§ ACTIVITY
Reproduce the entries below, please. Keep every character the same.

Data entries
·····

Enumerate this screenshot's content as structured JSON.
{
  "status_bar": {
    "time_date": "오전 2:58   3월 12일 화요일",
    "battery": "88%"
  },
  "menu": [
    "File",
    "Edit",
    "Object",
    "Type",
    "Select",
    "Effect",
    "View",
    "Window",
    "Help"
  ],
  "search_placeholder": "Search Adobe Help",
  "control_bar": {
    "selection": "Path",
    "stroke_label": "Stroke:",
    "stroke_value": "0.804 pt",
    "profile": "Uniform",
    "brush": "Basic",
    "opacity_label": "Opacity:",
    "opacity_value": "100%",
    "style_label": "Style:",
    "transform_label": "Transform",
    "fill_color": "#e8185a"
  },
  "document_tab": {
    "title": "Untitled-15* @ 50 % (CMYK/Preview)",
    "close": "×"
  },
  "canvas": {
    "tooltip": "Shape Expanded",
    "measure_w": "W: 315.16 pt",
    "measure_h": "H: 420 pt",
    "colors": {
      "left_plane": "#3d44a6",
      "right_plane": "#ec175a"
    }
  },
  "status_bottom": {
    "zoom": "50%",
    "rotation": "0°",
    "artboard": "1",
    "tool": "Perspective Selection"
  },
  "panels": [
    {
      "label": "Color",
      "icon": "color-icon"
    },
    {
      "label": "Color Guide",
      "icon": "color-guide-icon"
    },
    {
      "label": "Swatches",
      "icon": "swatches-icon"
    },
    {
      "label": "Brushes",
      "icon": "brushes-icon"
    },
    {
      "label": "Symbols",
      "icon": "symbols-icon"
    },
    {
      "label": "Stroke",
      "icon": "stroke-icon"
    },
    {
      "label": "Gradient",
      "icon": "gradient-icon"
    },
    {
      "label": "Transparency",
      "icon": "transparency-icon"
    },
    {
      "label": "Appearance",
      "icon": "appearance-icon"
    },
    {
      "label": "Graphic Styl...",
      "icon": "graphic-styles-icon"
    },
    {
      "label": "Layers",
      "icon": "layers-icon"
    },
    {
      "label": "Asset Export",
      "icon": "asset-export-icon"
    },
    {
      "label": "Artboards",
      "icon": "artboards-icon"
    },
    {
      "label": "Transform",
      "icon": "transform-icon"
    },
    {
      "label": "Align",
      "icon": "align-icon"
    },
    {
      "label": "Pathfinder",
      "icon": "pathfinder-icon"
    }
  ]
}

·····

§ ANSWER TO THE PROBLEM
Enumerate this screenshot's content as structured JSON.
{
  "status_bar": {
    "time_date": "오전 2:58   3월 12일 화요일",
    "battery": "88%"
  },
  "menu": [
    "File",
    "Edit",
    "Object",
    "Type",
    "Select",
    "Effect",
    "View",
    "Window",
    "Help"
  ],
  "search_placeholder": "Search Adobe Help",
  "control_bar": {
    "selection": "Path",
    "stroke_label": "Stroke:",
    "stroke_value": "0.804 pt",
    "profile": "Uniform",
    "brush": "Basic",
    "opacity_label": "Opacity:",
    "opacity_value": "100%",
    "style_label": "Style:",
    "transform_label": "Transform",
    "fill_color": "#e8185a"
  },
  "document_tab": {
    "title": "Untitled-15* @ 50 % (CMYK/Preview)",
    "close": "×"
  },
  "canvas": {
    "tooltip": "Shape Expanded",
    "measure_w": "W: 315.16 pt",
    "measure_h": "H: 420 pt",
    "colors": {
      "left_plane": "#3d44a6",
      "right_plane": "#ec175a"
    }
  },
  "status_bottom": {
    "zoom": "50%",
    "rotation": "0°",
    "artboard": "1",
    "tool": "Perspective Selection"
  },
  "panels": [
    {
      "label": "Color",
      "icon": "color-icon"
    },
    {
      "label": "Color Guide",
      "icon": "color-guide-icon"
    },
    {
      "label": "Swatches",
      "icon": "swatches-icon"
    },
    {
      "label": "Brushes",
      "icon": "brushes-icon"
    },
    {
      "label": "Symbols",
      "icon": "symbols-icon"
    },
    {
      "label": "Stroke",
      "icon": "stroke-icon"
    },
    {
      "label": "Gradient",
      "icon": "gradient-icon"
    },
    {
      "label": "Transparency",
      "icon": "transparency-icon"
    },
    {
      "label": "Appearance",
      "icon": "appearance-icon"
    },
    {
      "label": "Graphic Styl...",
      "icon": "graphic-styles-icon"
    },
    {
      "label": "Layers",
      "icon": "layers-icon"
    },
    {
      "label": "Asset Export",
      "icon": "asset-export-icon"
    },
    {
      "label": "Artboards",
      "icon": "artboards-icon"
    },
    {
      "label": "Transform",
      "icon": "transform-icon"
    },
    {
      "label": "Align",
      "icon": "align-icon"
    },
    {
      "label": "Pathfinder",
      "icon": "pathfinder-icon"
    }
  ]
}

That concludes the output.